*** TASK INPUT Section Begins ***
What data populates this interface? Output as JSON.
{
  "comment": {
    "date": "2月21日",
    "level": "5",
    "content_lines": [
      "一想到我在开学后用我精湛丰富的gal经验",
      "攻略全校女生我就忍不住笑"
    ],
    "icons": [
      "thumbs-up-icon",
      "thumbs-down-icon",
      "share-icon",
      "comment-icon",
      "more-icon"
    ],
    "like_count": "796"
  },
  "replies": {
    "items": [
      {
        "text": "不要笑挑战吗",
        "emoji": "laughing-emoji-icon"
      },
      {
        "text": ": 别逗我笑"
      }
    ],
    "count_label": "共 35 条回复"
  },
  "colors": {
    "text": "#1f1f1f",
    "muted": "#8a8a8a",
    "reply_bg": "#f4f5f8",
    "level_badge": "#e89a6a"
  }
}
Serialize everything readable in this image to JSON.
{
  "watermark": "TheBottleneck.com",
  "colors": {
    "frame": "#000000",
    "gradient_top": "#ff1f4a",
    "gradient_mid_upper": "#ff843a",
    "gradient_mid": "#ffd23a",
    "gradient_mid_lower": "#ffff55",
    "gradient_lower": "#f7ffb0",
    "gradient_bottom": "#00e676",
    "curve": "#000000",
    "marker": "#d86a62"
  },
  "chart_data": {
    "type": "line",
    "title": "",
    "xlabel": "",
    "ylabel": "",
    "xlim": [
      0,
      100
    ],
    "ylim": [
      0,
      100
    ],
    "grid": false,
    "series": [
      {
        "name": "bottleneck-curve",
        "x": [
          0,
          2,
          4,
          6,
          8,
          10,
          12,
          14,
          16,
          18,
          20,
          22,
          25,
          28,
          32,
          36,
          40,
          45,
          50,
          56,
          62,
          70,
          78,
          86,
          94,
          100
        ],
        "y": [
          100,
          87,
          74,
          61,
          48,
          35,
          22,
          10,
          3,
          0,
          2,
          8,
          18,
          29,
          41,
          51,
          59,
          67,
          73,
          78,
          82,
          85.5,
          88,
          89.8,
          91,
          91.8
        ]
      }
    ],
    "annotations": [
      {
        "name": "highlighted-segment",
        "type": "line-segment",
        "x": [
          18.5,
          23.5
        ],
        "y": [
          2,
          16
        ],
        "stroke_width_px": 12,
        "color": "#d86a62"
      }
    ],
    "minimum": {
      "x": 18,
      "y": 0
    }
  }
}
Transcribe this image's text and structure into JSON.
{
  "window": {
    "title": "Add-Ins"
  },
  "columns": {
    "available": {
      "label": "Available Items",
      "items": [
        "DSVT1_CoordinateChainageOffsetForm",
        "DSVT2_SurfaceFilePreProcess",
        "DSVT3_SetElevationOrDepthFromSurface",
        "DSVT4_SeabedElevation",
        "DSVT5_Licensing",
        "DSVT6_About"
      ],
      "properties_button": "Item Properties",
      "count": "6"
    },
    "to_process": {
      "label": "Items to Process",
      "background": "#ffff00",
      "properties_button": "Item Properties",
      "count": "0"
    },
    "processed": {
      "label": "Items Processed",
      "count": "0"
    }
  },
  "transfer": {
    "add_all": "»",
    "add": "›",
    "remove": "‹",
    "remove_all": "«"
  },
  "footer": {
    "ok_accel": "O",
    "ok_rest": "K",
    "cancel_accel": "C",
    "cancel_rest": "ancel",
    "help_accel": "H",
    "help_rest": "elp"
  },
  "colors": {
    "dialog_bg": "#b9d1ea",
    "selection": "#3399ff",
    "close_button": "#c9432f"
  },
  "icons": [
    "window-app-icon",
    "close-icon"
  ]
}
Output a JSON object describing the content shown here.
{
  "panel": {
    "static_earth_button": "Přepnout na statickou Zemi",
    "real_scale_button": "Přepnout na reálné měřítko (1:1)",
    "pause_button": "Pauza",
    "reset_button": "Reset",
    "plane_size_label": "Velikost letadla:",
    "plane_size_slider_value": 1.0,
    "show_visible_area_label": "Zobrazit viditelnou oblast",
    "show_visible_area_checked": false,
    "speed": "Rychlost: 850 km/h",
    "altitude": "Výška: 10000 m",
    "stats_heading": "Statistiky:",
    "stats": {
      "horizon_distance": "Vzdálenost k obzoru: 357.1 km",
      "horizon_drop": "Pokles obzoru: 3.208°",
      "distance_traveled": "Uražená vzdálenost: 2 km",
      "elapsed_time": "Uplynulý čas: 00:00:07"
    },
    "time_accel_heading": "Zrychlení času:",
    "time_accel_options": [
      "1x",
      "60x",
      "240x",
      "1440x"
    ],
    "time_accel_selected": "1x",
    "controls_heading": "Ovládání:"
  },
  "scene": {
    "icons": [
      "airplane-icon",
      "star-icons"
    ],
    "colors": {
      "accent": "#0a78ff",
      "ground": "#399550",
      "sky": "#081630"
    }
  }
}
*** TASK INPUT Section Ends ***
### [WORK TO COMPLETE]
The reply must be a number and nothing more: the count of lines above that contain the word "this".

### [ANSWER SPACE]
3